SOURCE INFORMATION:
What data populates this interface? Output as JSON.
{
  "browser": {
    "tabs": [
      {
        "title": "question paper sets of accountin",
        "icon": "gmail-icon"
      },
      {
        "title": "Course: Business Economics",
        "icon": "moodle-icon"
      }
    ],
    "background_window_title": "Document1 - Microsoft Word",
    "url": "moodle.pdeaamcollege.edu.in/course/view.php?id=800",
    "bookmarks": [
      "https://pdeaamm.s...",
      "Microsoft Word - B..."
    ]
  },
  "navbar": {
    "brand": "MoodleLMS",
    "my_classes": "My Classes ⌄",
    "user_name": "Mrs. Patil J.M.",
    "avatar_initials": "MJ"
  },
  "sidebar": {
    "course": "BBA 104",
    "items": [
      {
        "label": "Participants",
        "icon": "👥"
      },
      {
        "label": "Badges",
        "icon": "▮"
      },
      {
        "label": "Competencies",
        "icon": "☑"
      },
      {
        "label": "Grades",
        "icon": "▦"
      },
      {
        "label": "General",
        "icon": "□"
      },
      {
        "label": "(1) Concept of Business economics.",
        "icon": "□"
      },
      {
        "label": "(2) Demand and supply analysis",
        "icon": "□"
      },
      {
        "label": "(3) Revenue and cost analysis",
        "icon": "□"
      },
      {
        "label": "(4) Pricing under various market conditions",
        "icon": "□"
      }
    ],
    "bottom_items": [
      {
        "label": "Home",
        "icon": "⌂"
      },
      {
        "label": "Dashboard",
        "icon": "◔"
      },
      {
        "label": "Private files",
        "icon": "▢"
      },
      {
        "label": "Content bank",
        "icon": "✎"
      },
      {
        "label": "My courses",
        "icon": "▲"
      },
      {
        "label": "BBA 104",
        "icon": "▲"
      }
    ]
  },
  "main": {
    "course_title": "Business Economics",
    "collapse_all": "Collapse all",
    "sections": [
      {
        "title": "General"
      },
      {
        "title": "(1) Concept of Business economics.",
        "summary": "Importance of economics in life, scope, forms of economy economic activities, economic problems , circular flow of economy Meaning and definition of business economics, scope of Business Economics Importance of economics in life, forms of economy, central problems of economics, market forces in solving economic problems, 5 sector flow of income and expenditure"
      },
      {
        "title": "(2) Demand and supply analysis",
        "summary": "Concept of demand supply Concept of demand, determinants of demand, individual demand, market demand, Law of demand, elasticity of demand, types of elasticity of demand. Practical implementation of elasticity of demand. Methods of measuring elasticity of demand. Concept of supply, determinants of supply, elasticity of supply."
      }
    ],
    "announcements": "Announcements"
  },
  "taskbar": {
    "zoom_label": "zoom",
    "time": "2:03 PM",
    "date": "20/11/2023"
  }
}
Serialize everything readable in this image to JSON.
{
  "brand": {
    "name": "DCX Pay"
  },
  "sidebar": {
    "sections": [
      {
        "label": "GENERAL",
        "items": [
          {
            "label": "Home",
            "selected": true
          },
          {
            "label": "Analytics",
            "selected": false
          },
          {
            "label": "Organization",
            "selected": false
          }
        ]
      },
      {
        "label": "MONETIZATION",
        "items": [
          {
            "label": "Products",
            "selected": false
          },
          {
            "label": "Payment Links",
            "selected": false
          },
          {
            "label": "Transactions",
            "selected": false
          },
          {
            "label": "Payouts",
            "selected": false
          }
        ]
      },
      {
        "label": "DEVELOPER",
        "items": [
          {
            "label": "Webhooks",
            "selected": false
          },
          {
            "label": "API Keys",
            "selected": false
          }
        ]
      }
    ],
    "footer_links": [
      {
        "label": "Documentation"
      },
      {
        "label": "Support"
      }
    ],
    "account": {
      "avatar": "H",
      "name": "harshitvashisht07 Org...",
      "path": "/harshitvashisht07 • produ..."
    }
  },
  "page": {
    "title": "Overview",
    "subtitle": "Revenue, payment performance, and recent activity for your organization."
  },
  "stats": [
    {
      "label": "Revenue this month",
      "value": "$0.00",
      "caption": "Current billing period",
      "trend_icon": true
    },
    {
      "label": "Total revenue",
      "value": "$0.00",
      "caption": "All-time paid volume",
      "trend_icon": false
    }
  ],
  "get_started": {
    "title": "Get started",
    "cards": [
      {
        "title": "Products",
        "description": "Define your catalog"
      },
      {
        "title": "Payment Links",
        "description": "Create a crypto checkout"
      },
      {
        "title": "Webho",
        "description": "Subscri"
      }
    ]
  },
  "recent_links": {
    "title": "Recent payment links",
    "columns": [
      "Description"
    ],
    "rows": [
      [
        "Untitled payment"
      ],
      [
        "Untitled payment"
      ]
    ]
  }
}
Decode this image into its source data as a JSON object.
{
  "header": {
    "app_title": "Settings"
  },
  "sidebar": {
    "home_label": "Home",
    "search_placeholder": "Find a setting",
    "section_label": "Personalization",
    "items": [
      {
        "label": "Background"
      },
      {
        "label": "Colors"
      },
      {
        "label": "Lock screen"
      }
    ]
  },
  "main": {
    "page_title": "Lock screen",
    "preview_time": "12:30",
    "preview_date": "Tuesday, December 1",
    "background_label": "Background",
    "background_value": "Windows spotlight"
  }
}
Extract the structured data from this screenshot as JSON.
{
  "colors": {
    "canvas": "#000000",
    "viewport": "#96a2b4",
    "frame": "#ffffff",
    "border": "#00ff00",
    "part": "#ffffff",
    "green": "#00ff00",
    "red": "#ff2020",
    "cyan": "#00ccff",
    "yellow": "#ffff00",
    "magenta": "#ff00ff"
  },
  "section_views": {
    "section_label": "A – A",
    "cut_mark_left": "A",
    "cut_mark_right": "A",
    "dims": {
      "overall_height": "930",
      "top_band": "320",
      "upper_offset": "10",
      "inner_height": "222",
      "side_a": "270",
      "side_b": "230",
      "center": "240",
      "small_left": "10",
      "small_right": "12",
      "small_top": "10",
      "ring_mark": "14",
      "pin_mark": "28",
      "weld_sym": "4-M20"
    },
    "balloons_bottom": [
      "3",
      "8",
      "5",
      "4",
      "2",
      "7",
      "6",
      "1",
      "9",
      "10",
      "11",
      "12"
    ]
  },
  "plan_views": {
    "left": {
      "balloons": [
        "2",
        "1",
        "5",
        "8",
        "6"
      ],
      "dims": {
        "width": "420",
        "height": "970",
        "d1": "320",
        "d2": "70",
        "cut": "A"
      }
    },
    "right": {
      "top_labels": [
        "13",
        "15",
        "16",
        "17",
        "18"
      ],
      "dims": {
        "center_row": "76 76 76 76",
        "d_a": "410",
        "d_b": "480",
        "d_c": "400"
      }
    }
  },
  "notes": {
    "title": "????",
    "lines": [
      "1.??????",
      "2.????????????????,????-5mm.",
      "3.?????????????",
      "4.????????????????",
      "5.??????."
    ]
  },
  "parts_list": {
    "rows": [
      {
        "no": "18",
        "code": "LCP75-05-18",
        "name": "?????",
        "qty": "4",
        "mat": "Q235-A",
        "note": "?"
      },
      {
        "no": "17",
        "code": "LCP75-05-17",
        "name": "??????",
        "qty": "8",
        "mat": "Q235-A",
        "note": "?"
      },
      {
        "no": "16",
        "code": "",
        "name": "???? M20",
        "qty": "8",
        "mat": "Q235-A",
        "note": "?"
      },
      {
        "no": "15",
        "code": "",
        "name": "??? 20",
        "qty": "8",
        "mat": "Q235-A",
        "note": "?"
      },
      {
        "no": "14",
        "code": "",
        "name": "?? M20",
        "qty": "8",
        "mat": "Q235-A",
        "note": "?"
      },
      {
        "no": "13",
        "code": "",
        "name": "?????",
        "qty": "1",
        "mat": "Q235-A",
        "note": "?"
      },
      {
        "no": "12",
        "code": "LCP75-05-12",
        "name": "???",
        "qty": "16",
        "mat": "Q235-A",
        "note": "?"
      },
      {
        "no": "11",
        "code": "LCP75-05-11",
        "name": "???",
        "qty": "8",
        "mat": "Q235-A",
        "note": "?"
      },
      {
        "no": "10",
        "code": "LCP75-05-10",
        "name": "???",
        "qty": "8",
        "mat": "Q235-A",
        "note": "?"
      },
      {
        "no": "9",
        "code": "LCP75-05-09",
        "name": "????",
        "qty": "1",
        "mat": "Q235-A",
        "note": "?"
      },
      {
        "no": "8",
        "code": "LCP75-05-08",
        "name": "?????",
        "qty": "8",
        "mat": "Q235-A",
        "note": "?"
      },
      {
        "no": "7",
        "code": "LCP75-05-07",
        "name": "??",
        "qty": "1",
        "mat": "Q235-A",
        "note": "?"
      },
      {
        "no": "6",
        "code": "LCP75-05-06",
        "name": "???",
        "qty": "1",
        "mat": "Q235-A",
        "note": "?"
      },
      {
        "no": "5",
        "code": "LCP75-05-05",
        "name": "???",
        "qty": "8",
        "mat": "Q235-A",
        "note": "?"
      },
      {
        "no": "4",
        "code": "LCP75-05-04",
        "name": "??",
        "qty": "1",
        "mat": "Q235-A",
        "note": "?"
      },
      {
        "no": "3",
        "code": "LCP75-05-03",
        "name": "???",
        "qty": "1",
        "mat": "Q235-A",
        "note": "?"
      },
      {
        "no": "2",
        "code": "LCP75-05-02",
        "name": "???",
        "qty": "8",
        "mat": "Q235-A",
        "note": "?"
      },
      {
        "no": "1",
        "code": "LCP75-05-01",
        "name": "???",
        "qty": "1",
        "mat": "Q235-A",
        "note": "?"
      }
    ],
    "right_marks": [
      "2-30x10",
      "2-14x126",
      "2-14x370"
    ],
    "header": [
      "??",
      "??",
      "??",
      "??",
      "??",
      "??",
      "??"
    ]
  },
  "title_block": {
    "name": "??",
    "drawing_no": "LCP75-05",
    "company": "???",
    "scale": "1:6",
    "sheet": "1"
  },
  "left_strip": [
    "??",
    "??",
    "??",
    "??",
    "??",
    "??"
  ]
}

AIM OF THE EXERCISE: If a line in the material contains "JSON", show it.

FINISHED EXERCISE:
What data populates this interface? Output as JSON.
Serialize everything readable in this image to JSON.
Decode this image into its source data as a JSON object.
Extract the structured data from this screenshot as JSON.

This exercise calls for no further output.